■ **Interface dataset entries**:
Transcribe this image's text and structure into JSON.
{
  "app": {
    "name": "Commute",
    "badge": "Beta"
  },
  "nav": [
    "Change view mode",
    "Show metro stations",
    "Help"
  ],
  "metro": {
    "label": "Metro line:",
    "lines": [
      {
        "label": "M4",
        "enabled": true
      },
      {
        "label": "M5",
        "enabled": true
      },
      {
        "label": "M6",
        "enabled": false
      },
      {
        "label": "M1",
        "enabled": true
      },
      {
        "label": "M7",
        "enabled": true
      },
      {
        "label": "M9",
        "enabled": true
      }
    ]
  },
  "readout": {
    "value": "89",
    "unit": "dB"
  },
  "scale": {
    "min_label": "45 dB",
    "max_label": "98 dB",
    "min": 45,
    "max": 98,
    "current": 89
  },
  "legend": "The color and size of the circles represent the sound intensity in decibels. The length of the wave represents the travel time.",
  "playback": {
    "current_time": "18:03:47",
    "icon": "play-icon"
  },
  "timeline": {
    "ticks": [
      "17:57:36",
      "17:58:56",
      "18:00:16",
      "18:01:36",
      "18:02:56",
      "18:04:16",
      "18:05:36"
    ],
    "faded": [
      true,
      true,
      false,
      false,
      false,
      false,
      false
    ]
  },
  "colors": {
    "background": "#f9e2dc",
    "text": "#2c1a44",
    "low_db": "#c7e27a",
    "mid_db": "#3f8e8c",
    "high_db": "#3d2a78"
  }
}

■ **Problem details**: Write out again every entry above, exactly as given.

■ **Final answer**:
Transcribe this image's text and structure into JSON.
{
  "app": {
    "name": "Commute",
    "badge": "Beta"
  },
  "nav": [
    "Change view mode",
    "Show metro stations",
    "Help"
  ],
  "metro": {
    "label": "Metro line:",
    "lines": [
      {
        "label": "M4",
        "enabled": true
      },
      {
        "label": "M5",
        "enabled": true
      },
      {
        "label": "M6",
        "enabled": false
      },
      {
        "label": "M1",
        "enabled": true
      },
      {
        "label": "M7",
        "enabled": true
      },
      {
        "label": "M9",
        "enabled": true
      }
    ]
  },
  "readout": {
    "value": "89",
    "unit": "dB"
  },
  "scale": {
    "min_label": "45 dB",
    "max_label": "98 dB",
    "min": 45,
    "max": 98,
    "current": 89
  },
  "legend": "The color and size of the circles represent the sound intensity in decibels. The length of the wave represents the travel time.",
  "playback": {
    "current_time": "18:03:47",
    "icon": "play-icon"
  },
  "timeline": {
    "ticks": [
      "17:57:36",
      "17:58:56",
      "18:00:16",
      "18:01:36",
      "18:02:56",
      "18:04:16",
      "18:05:36"
    ],
    "faded": [
      true,
      true,
      false,
      false,
      false,
      false,
      false
    ]
  },
  "colors": {
    "background": "#f9e2dc",
    "text": "#2c1a44",
    "low_db": "#c7e27a",
    "mid_db": "#3f8e8c",
    "high_db": "#3d2a78"
  }
}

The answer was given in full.